= Beginning of Section =

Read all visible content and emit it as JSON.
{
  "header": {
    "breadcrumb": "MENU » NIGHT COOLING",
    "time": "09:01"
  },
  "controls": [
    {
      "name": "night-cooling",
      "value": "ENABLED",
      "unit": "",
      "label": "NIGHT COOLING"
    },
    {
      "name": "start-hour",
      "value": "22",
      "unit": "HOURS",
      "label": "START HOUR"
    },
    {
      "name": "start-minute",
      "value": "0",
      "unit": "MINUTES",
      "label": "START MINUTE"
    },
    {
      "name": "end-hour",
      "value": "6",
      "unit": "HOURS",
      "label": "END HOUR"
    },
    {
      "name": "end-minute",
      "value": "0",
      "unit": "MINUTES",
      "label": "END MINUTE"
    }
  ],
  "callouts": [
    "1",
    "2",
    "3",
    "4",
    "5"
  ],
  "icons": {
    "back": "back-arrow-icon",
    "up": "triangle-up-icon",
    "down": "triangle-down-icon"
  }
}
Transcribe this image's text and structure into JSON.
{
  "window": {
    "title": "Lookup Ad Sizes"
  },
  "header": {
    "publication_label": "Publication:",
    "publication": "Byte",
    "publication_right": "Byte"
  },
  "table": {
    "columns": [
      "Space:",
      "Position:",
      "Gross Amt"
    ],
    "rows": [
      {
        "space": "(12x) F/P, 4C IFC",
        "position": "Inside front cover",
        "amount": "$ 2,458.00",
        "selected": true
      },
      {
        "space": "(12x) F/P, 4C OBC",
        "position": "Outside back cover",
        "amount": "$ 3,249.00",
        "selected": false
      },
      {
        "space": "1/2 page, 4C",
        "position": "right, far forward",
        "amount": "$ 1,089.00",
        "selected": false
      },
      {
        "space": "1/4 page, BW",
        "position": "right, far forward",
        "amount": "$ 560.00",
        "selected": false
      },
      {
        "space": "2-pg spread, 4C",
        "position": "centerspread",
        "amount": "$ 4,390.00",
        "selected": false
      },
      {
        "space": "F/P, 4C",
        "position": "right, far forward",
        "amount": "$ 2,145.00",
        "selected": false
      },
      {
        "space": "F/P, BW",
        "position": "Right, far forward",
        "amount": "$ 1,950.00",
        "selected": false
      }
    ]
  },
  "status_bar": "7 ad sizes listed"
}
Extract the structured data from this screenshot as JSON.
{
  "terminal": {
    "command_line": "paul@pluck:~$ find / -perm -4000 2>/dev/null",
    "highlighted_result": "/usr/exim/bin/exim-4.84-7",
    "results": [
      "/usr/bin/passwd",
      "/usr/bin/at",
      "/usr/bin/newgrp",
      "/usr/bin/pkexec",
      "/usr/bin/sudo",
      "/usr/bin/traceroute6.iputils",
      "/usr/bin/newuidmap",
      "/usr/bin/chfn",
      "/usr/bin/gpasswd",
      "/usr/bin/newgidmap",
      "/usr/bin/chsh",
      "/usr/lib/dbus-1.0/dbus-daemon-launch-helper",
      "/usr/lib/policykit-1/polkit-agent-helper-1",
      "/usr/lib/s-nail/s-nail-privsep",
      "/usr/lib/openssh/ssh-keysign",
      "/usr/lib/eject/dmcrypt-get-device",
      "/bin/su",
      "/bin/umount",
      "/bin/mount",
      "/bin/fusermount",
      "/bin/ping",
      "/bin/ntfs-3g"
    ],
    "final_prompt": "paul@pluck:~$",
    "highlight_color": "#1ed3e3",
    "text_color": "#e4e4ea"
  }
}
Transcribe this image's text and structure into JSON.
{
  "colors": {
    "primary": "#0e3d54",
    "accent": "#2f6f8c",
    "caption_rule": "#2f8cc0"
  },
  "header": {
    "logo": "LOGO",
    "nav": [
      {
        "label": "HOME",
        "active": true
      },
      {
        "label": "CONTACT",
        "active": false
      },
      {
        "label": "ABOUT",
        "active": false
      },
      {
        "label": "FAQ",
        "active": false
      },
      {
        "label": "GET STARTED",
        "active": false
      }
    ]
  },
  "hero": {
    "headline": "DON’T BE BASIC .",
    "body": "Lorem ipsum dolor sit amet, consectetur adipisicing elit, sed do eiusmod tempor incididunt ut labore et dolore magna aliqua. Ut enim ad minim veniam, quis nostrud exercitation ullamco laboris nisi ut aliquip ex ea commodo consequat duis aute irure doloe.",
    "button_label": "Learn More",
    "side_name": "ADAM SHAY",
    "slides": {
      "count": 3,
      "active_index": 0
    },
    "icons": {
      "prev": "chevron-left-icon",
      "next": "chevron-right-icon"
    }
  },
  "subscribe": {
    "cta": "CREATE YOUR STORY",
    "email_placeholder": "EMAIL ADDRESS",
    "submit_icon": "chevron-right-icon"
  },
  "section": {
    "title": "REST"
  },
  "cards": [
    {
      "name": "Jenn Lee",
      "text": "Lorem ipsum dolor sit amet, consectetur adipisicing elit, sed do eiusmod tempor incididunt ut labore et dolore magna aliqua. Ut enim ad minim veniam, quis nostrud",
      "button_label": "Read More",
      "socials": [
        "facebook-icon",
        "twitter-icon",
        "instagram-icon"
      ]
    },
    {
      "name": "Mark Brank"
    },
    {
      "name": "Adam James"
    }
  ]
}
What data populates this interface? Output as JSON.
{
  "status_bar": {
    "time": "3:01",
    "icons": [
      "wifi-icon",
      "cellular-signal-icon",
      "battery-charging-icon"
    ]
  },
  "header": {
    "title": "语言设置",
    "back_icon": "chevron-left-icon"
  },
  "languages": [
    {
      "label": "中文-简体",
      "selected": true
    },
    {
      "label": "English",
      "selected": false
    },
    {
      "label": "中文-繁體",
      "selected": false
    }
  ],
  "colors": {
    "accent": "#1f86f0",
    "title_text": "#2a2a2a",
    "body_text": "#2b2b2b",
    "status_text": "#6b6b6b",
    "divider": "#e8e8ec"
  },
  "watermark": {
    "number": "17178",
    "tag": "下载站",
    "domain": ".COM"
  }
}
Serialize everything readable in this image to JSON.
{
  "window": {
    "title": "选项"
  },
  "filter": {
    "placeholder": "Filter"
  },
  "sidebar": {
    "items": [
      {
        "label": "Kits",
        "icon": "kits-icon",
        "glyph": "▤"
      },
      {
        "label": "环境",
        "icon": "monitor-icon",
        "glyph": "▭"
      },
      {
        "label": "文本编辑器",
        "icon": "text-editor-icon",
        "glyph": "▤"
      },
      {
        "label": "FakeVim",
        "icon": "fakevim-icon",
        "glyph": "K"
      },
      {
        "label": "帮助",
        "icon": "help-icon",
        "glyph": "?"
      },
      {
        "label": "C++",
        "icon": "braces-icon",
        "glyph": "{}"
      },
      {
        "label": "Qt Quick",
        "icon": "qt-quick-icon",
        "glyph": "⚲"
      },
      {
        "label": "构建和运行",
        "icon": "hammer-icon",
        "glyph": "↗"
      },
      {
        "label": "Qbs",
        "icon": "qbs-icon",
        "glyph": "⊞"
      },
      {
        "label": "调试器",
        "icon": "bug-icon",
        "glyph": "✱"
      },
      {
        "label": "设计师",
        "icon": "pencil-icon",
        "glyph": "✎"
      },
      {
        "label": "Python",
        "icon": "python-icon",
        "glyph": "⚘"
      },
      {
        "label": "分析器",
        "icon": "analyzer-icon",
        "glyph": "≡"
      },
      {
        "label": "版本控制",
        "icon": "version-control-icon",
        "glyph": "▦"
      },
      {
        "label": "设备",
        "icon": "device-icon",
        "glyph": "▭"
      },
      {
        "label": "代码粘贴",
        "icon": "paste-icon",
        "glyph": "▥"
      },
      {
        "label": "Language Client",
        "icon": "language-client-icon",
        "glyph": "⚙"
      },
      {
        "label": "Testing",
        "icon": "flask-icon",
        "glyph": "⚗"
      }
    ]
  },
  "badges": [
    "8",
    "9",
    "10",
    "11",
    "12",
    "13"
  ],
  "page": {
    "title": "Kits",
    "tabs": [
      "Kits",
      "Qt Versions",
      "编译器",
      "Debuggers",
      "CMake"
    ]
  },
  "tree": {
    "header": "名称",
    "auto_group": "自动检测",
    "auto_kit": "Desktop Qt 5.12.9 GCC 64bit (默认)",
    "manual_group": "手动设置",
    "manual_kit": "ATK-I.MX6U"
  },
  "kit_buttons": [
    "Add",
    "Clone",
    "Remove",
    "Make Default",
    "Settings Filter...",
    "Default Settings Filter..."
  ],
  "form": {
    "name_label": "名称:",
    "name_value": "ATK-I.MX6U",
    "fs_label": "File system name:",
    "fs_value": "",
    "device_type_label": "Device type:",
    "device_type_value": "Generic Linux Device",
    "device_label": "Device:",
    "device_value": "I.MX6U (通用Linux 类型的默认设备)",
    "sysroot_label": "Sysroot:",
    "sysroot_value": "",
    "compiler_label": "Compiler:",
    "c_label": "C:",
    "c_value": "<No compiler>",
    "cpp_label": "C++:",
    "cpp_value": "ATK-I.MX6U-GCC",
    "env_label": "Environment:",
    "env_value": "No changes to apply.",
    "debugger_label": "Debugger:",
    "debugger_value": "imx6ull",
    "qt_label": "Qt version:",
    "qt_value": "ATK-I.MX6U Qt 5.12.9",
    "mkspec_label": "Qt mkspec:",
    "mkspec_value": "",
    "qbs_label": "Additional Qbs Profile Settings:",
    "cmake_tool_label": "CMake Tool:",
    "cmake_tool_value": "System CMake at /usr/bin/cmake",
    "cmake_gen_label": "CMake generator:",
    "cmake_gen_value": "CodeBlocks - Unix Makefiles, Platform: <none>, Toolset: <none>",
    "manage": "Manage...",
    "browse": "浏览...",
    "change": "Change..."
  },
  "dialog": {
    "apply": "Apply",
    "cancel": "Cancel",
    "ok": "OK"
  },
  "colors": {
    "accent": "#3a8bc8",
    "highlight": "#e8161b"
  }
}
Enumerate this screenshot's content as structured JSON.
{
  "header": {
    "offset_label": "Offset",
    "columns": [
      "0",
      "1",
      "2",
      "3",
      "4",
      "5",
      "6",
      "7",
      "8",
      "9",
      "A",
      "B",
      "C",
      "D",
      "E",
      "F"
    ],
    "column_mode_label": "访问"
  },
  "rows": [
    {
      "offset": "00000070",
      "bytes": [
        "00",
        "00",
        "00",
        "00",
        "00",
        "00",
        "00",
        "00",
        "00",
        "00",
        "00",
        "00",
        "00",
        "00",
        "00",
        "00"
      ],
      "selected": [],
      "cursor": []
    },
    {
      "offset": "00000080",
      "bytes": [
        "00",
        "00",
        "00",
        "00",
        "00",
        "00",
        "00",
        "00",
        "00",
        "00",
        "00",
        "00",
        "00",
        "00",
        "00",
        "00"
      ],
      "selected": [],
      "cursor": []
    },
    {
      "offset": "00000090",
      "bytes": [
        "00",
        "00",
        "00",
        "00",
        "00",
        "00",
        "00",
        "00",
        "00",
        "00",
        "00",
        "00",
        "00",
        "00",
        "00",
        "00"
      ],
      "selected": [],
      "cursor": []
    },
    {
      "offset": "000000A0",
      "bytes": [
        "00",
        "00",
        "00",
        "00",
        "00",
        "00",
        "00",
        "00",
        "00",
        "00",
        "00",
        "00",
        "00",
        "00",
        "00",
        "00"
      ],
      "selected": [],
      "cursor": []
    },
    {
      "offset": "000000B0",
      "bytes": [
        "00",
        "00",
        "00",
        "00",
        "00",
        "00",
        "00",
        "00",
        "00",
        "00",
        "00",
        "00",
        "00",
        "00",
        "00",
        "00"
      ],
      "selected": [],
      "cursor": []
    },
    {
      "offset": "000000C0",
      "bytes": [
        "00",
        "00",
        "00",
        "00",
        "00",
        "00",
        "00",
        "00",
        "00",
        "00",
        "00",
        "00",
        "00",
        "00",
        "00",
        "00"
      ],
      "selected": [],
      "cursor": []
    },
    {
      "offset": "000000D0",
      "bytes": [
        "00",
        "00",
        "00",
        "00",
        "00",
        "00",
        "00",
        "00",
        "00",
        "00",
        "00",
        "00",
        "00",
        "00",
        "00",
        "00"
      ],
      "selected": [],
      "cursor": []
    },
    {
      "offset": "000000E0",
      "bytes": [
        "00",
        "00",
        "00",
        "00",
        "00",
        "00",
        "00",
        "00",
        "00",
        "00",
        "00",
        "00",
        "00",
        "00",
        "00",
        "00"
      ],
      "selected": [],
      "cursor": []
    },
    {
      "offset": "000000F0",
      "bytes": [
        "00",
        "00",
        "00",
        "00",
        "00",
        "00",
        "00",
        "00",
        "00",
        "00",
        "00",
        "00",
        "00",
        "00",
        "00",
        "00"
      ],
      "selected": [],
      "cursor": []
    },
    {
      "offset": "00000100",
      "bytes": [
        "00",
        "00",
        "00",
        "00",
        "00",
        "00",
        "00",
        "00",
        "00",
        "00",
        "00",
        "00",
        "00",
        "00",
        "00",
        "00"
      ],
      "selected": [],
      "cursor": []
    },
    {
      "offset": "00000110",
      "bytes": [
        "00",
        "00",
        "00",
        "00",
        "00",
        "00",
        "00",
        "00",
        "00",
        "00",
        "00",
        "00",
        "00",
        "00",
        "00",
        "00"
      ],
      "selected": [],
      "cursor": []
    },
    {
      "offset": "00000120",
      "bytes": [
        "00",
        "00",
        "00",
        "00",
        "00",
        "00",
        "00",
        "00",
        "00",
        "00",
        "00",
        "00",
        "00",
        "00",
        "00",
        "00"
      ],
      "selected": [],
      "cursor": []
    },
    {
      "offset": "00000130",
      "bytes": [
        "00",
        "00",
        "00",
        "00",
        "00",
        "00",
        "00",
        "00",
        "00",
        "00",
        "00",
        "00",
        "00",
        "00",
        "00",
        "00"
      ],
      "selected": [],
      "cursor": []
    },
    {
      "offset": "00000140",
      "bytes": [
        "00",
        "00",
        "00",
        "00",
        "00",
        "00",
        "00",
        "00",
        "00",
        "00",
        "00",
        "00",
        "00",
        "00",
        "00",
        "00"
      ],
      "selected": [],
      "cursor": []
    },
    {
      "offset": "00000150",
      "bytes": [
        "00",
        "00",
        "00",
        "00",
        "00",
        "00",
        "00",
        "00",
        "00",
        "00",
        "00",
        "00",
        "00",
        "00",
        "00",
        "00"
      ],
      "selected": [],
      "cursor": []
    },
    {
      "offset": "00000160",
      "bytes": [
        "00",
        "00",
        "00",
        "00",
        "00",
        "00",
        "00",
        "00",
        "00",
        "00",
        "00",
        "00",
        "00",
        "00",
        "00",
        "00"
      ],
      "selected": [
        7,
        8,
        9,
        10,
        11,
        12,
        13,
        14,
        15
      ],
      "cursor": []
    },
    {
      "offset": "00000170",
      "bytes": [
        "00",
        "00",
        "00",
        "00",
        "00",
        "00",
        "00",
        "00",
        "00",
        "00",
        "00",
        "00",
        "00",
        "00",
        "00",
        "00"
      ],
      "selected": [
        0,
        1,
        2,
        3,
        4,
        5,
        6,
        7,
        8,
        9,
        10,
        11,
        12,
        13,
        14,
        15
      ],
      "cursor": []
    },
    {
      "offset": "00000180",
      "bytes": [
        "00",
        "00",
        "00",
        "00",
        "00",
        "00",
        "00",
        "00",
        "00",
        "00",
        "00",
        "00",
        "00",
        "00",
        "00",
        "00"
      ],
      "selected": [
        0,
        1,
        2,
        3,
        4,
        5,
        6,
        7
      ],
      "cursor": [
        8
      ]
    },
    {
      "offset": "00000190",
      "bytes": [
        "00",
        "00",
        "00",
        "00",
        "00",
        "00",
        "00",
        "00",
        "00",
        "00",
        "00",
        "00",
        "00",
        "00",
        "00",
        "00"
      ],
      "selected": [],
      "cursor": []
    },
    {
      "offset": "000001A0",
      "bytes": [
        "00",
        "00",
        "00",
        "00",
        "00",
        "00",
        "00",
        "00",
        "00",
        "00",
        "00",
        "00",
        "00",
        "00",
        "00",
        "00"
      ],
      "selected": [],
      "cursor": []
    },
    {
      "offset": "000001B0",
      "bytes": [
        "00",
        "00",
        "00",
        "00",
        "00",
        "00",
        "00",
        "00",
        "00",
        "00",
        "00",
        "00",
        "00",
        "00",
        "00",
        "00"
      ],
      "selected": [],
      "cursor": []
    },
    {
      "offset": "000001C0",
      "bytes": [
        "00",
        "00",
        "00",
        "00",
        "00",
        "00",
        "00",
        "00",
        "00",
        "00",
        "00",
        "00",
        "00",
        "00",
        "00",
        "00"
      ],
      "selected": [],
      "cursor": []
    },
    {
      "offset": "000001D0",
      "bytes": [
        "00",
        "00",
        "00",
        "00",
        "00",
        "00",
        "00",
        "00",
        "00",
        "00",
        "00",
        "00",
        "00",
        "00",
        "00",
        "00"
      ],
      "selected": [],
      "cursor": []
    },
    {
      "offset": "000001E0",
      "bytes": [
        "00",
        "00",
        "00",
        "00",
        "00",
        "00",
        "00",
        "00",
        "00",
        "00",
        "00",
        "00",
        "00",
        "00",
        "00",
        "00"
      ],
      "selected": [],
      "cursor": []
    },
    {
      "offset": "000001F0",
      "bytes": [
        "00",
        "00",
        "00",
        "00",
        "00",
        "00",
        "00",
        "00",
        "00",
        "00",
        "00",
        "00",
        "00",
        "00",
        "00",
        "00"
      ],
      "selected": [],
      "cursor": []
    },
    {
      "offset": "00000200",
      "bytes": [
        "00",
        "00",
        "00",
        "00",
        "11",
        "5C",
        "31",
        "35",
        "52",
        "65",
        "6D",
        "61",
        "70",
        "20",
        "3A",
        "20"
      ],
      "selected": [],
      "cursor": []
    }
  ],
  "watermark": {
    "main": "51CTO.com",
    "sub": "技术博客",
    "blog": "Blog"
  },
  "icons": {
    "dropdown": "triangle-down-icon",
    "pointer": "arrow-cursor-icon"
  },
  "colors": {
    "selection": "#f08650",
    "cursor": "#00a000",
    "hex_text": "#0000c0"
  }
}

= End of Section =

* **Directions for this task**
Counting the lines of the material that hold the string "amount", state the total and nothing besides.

* **Solution below**
7